With another wave of infections feared to be just around the corner with Christmas visits and the winter flu season, many are wondering how many more will die.
Doctors have blamed systemic problems with Italy’s health system, especially in hardest-hit Lombardy, for failing to respond adequately.
Nearly 80,000 Italian healthcare workers have been infected and 255 doctors have died.
Dr Filippo Anelli, head of the country’s doctors’ association, said: “We asked for a lockdown at the start of November because the situation inside hospitals was already difficult.
“We saw that it worked in the spring and allowed us to get out from under Covid. If this had been done, probably today the numbers would be coming down.”

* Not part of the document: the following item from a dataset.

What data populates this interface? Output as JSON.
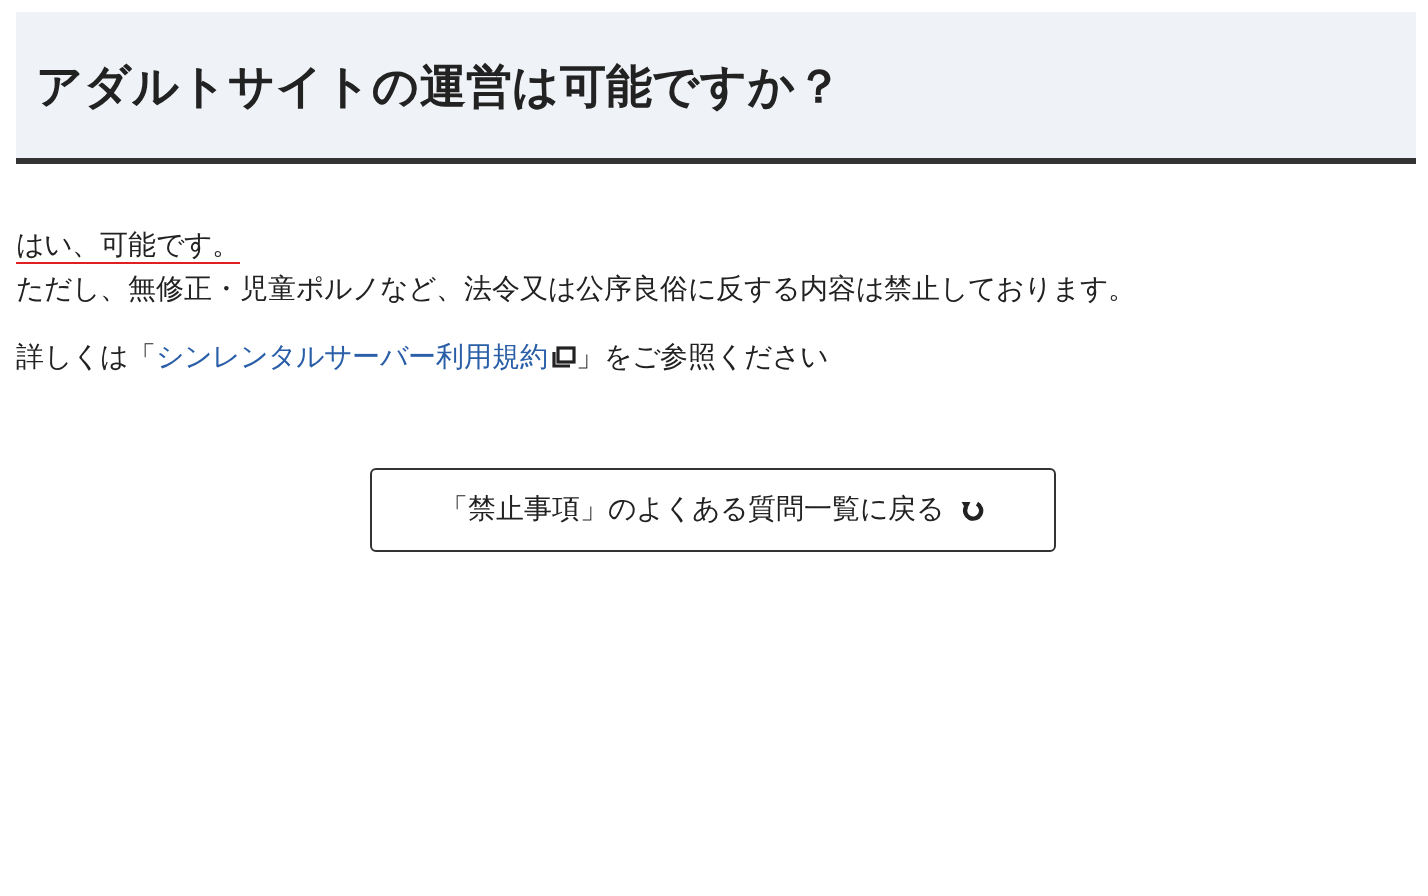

But the Italian government resisted reimposing a nationwide lockdown, knowing the devastating impact on an economy that was just starting to come back to life after the spring shutdown.
Instead, on November 3 the government divided the country into three risk zones with varying restrictions.
But by then infections had been doubling each week for nearly a month and hospitals were already overwhelmed in Milan and Naples.
Italy also went into the pandemic poorly prepared, with fewer ICU beds than the average of developed countries.
In recent weeks, investigative news reports have noted Italy had not updated its influenza pandemic preparedness plan since 2006 – which could help explain its critical shortage of protective equipment early on and its chaotic initial response to the pandemic.
A World Health Organisation report, which was posted but then taken down from the WHO website, noted Italy’s 2006 plan was merely “reconfirmed in 2017” without being updated. The report said the plan was “more theoretical than practical” and when Covid-19 hit, chaos ensued.
“Unprepared for such a flood of severely ill patients, the initial reaction of the hospitals was improvised, chaotic and creative,” said the report.